Orgovan never ran competitively in high school or college. But Rodrigues, Amity’s boys cross country coach at the time, noticed the young teacher loved to run in his free time. He brought Orgovan on as an assistant and groomed him as his replacement. “He told me, you’re going to be the next coach,” Orgovan said. He took over in 1977.
“(Rodrigues) showed me what to do as a coach and, after that the kids showed me what to do,” Orgovan said said. “And, just like anything else, you turn around and suddenly you’ve been doing it for 20 years.
“It became my major identity. I started as a school teacher and people knew me as a school teacher. But as time went on they knew me much more as a coach. I think that’s probably because I had a greater effect as a coach than as a teacher.”
Jacobs joined the cross country team as a sophomore in 1979. They’ve virtually been together ever since. While Jacobs would help Orgovan during cross country season, Orgovan would help Jacobs during the outdoor track and field season.

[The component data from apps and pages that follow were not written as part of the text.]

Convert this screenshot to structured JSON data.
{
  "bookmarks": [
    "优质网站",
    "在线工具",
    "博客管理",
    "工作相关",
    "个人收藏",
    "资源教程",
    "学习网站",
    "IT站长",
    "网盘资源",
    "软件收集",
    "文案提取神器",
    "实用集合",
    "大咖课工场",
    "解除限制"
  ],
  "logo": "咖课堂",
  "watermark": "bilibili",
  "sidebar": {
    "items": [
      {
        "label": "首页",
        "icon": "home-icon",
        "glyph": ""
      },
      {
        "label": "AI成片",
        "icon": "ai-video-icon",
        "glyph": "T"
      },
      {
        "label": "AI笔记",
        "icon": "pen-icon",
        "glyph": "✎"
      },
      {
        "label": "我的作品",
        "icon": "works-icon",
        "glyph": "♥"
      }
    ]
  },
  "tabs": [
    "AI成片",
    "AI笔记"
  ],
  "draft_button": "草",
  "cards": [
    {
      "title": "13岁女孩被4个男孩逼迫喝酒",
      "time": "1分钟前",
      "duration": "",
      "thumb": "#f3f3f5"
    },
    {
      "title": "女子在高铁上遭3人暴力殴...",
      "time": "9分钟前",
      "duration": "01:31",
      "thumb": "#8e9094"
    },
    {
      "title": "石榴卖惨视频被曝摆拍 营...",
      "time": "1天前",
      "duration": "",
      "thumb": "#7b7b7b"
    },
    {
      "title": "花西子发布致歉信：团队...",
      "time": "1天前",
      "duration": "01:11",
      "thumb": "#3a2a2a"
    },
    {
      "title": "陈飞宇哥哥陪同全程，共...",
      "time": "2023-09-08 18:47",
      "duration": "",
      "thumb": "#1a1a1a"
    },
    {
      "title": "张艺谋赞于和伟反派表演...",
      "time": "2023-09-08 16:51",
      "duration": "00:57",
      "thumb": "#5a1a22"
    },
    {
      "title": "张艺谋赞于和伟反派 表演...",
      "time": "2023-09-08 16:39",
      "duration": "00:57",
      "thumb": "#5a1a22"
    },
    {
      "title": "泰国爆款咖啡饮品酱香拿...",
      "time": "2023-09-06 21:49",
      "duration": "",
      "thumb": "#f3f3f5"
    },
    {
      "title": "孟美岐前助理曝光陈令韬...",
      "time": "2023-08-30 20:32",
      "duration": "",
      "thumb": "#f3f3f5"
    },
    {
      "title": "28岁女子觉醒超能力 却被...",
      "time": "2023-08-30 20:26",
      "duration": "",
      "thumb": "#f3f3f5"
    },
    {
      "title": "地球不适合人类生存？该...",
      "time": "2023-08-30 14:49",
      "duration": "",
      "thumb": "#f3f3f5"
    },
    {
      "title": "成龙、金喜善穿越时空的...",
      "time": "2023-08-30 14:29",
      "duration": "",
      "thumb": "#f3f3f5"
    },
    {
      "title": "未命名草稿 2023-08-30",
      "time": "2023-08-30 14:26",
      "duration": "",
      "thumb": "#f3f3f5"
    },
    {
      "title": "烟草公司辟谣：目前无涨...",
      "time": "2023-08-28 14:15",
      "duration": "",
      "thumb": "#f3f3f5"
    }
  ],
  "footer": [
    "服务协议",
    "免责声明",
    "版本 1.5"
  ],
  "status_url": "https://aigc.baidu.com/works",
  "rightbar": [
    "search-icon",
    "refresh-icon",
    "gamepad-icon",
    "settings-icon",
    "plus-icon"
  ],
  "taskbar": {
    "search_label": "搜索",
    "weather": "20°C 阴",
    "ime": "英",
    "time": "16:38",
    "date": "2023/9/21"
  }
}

“Bob’s style was being a quiet type of leader and, over the years, became more of a fatherly figure to the kids,” Mengold said. “Jake was more of the vocal leader, more like an older brother. They both set the bar high for excellence, but neither of them ever showed disappointment or said anything negative if any of the kids didn’t reach those expectations. They drew self-confidence from the kids. They they all got equal treatment — the No. 1 runner was treated no differently than the No. 30 runner. And the kids loved them for that.”
Orgovan’s boys teams won seven state championship meets, including the last two Class LL championships, and participated in 29 State Open championships, including a a runner-up finish in 2005. Amity also won six Southern Connecticut Conference Championships, 19 SCC Housatonic division championships and, before that, six Housatonic League championships.
Amity participated in 16 New England Championships, including 10 consecutive times from 2003-2012. Amity won the New England Championship in 2005 and was runner-up in 2008.
“After having worked with kids for 32 years, I’ve run across a lot of people in education,” Jacobs said in 2014. “I have never met anyone who reads kids better than Bob Orgovan. He knows distance running inside and out, but it’s not the reason he’s a championship coach. He knows when to push, when to pull back, when to motivate through encouragement, he knows when to motivate by pressing…and sometimes pressing hard. Talk to any alumni and they will concur, his influence runs deep.”
In 2014, Orgovan was named the National High School Athletic Coaches Association’s Coach of the Year at a ceremony in Jackson Hole, Wyoming.
“I try to remind people that it’s not the coach doing the great things, the kids are doing the great things,” he said. “I don’t have a magic pill to give them. I don’t have to tap them on the head. They do it themselves.
“I just try to coach each kid to help the get the most out of the experience. Some kids just want to be a part of a team and learn things that way. Or some kids want to be the best they can be and want you to push them harder. So you push them harder. That’s really what a good coach does: provide kids with the tools to help them achieve what they want to become.”
Orgovan is a certified USA Track and Field official and will continue to to stay involved at events. He and Jacobs brought on Jon Faitsch from Guilford as an assistant this season. Jacobs expects the team will be in good hands, especially if Faitsch takes over.
“Who knows how the hiring process will go,” he said. “But the hope is that there’s a nice, solid transition.”